Using microfluidic design principles, Liu’s group engineered vortices in their device to increase the chance that tumor cells will collide with the surface of the flow channel. The group also arranged ripples in a wavy-herringbone pattern lining the bottom of the capture pad.

“The herringbone surface generates a passive vortex that mixes the cells and increases the chance that they will collide with the capture pad,” says Liu. “High selectivity is achieved by smoothing the sharp grooved herringbone pattern into a wavy one, helping to filter out unwanted cells.”

The group uses immunoaffinity–the specific chemical affinity between an antibody and an antigen– to make CTCs adhere to the device while normal blood cells flow past. They coat the pad with a layer of anti-epithelial cell adhesion molecules (anti-EpCAM) which bond with CTCs but not with normal cells.

Liu and his team recently improved upon the device’s release efficiency–or its ability to allow circulating tumor cells to be collected for further study. Instead of permanently depositing particles through immunoaffinity, anti-EpCAM coated magnetic microparticles were trapped over the untreated PDMS surface by an external magnetic field and were then released by readily removing the magnet for CTC collection.
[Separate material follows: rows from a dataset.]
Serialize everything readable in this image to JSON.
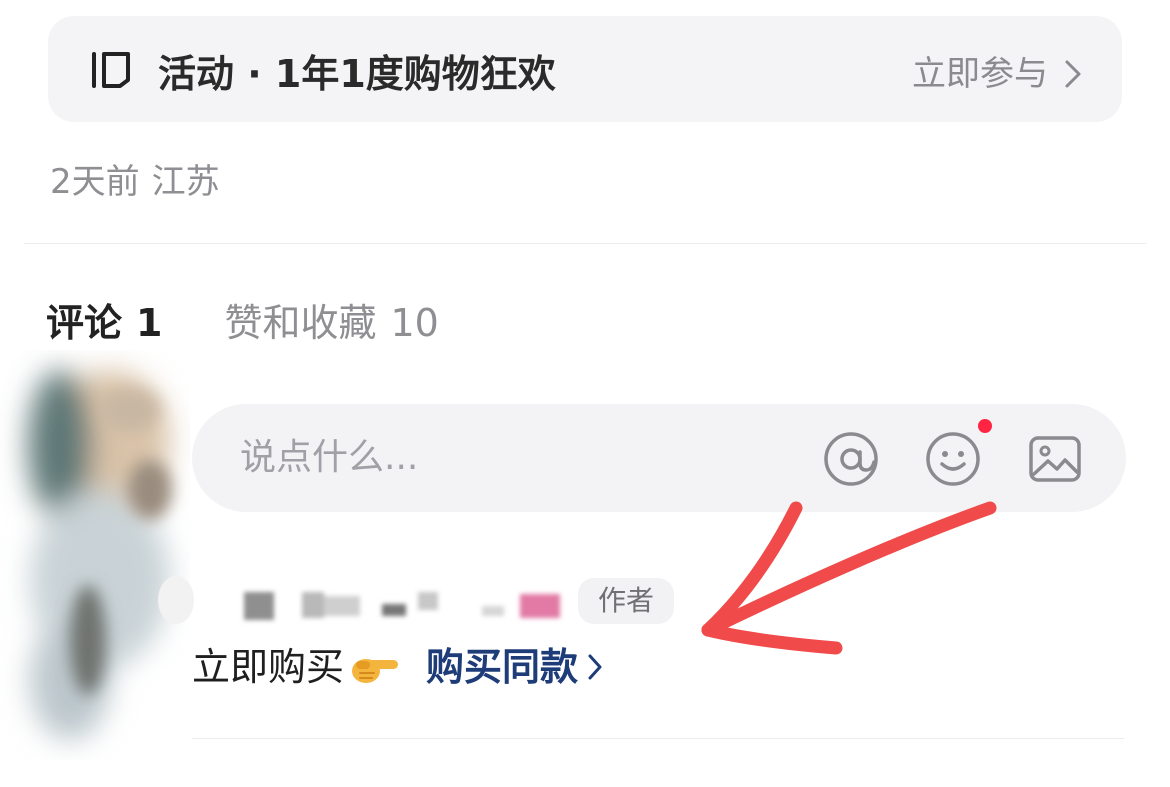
{
  "activity": {
    "icon": "bracket-tag-icon",
    "text": "活动 · 1年1度购物狂欢",
    "action_label": "立即参与",
    "chevron_icon": "chevron-right-icon"
  },
  "post_meta": {
    "time": "2天前",
    "location": "江苏"
  },
  "tabs": [
    {
      "label": "评论",
      "count": "1",
      "active": true
    },
    {
      "label": "赞和收藏",
      "count": "10",
      "active": false
    }
  ],
  "comment_input": {
    "placeholder": "说点什么...",
    "icons": [
      "at-icon",
      "emoji-smile-icon",
      "image-icon"
    ],
    "emoji_has_notification": true,
    "notification_color": "#ff2442"
  },
  "comment": {
    "author_badge": "作者",
    "text": "立即购买",
    "emoji": "hand-pointing-right-icon",
    "link_text": "购买同款",
    "link_color": "#1e3c78"
  },
  "annotation": {
    "type": "red-arrow",
    "color": "#f04a4a",
    "points_to": "buy-same-link"
  }
}
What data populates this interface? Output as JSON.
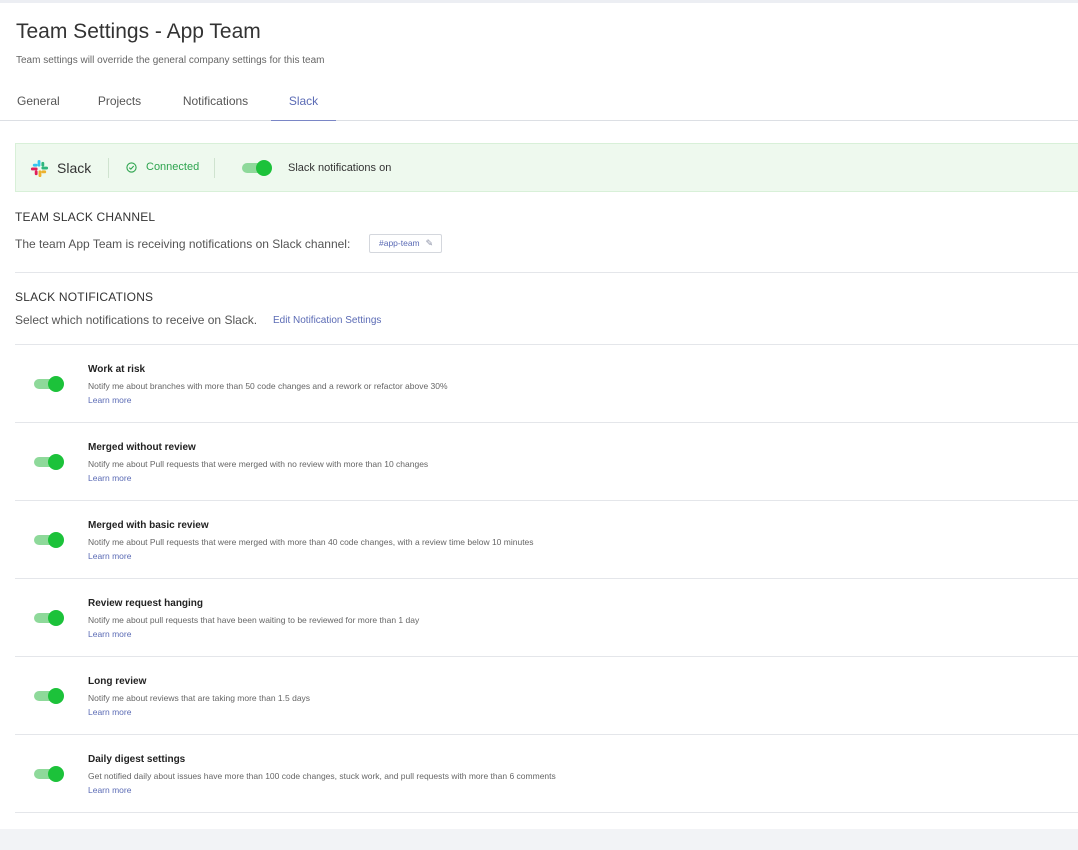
{
  "page": {
    "title": "Team Settings - App Team",
    "subtitle": "Team settings will override the general company settings for this team"
  },
  "tabs": [
    {
      "label": "General",
      "active": false
    },
    {
      "label": "Projects",
      "active": false
    },
    {
      "label": "Notifications",
      "active": false
    },
    {
      "label": "Slack",
      "active": true
    }
  ],
  "banner": {
    "app_name": "Slack",
    "status": "Connected",
    "toggle_label": "Slack notifications on",
    "toggle_on": true
  },
  "channel_section": {
    "heading": "TEAM SLACK CHANNEL",
    "text": "The team App Team is receiving notifications on Slack channel:",
    "channel": "#app-team"
  },
  "notifications_section": {
    "heading": "SLACK NOTIFICATIONS",
    "description": "Select which notifications to receive on Slack.",
    "edit_link": "Edit Notification Settings"
  },
  "notifications": [
    {
      "title": "Work at risk",
      "description": "Notify me about branches with more than 50 code changes and a rework or refactor above 30%",
      "learn_more": "Learn more",
      "enabled": true
    },
    {
      "title": "Merged without review",
      "description": "Notify me about Pull requests that were merged with no review with more than 10 changes",
      "learn_more": "Learn more",
      "enabled": true
    },
    {
      "title": "Merged with basic review",
      "description": "Notify me about Pull requests that were merged with more than 40 code changes, with a review time below 10 minutes",
      "learn_more": "Learn more",
      "enabled": true
    },
    {
      "title": "Review request hanging",
      "description": "Notify me about pull requests that have been waiting to be reviewed for more than 1 day",
      "learn_more": "Learn more",
      "enabled": true
    },
    {
      "title": "Long review",
      "description": "Notify me about reviews that are taking more than 1.5 days",
      "learn_more": "Learn more",
      "enabled": true
    },
    {
      "title": "Daily digest settings",
      "description": "Get notified daily about issues have more than 100 code changes, stuck work, and pull requests with more than 6 comments",
      "learn_more": "Learn more",
      "enabled": true
    }
  ],
  "colors": {
    "accent": "#5b6bb5",
    "toggle_on": "#1cc23a",
    "connected": "#2da44e",
    "banner_bg": "#eef9ee"
  }
}
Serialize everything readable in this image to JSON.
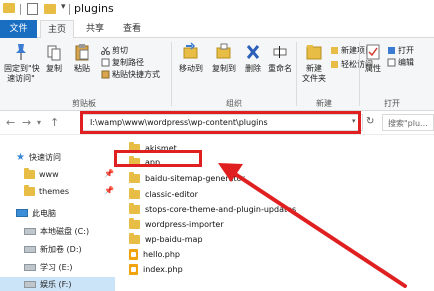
{
  "window": {
    "title": "plugins",
    "quick_access_chevron": "▾"
  },
  "ribbon_tabs": {
    "file": "文件",
    "home": "主页",
    "share": "共享",
    "view": "查看"
  },
  "ribbon": {
    "pin_quick_access": [
      "固定到\"快",
      "速访问\""
    ],
    "copy": "复制",
    "paste": "粘贴",
    "cut": "剪切",
    "copy_path": "复制路径",
    "paste_shortcut": "粘贴快捷方式",
    "clipboard_group": "剪贴板",
    "move_to": "移动到",
    "copy_to": "复制到",
    "delete": "删除",
    "rename": "重命名",
    "organize_group": "组织",
    "new_folder": [
      "新建",
      "文件夹"
    ],
    "new_item": "新建项目",
    "easy_access": "轻松访问",
    "new_group": "新建",
    "properties": "属性",
    "open_item": "打开",
    "edit_item": "编辑",
    "open_group": "打开"
  },
  "address_bar": {
    "path": "I:\\wamp\\www\\wordpress\\wp-content\\plugins",
    "dropdown": "▾",
    "search_placeholder": "搜索\"plu..."
  },
  "nav_pane": {
    "quick_access": "快速访问",
    "pinned_folders": [
      "www",
      "themes"
    ],
    "this_pc": "此电脑",
    "drives": [
      {
        "label": "本地磁盘 (C:)"
      },
      {
        "label": "新加卷 (D:)"
      },
      {
        "label": "学习 (E:)"
      },
      {
        "label": "娱乐 (F:)"
      }
    ]
  },
  "files": [
    {
      "name": "akismet",
      "type": "folder"
    },
    {
      "name": "app",
      "type": "folder"
    },
    {
      "name": "baidu-sitemap-generator",
      "type": "folder"
    },
    {
      "name": "classic-editor",
      "type": "folder"
    },
    {
      "name": "stops-core-theme-and-plugin-updates",
      "type": "folder"
    },
    {
      "name": "wordpress-importer",
      "type": "folder"
    },
    {
      "name": "wp-baidu-map",
      "type": "folder"
    },
    {
      "name": "hello.php",
      "type": "php"
    },
    {
      "name": "index.php",
      "type": "php"
    }
  ],
  "annotation_color": "#e02020"
}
The results were published in the journal Lab on a Chip (Lab on a Chip 17 (19), 3291-3299) in an article called: “Magnetic particles assisted capture and release of rare circulating tumor cells using wavy-herringbone structured microfluidic devices.”

According to Liu, under optimized conditions, the capture efficiency of the tumor cells were as high as 92% ± 2.8%. Capture experiments were also performed on whole blood samples, and the capture efficiency was in a high range of 81-95%, at different tumor cell concentrations.

He says such a method can potentially be used for CTC sorting from patient blood samples, CTC concentration monitoring, therapeutic guidance and drug dosage choice, and further study of tumors, such as drug screening and tumor mutations.

Adds Liu: “With metastatic cancers accounting for around 90% of deaths from solid tumors, the hope is that one day a device that can enable the analysis of single tumor cells circulating in the blood could make a big difference in early diagnosis, detection and monitoring of numerous types of cancer, without invasive biopsies.”

Source:

https://www1.lehigh.edu/news/engineering-a-better-cancer-blood-test-to-detect-tumors-early

Tagged with:

About author

Related Articles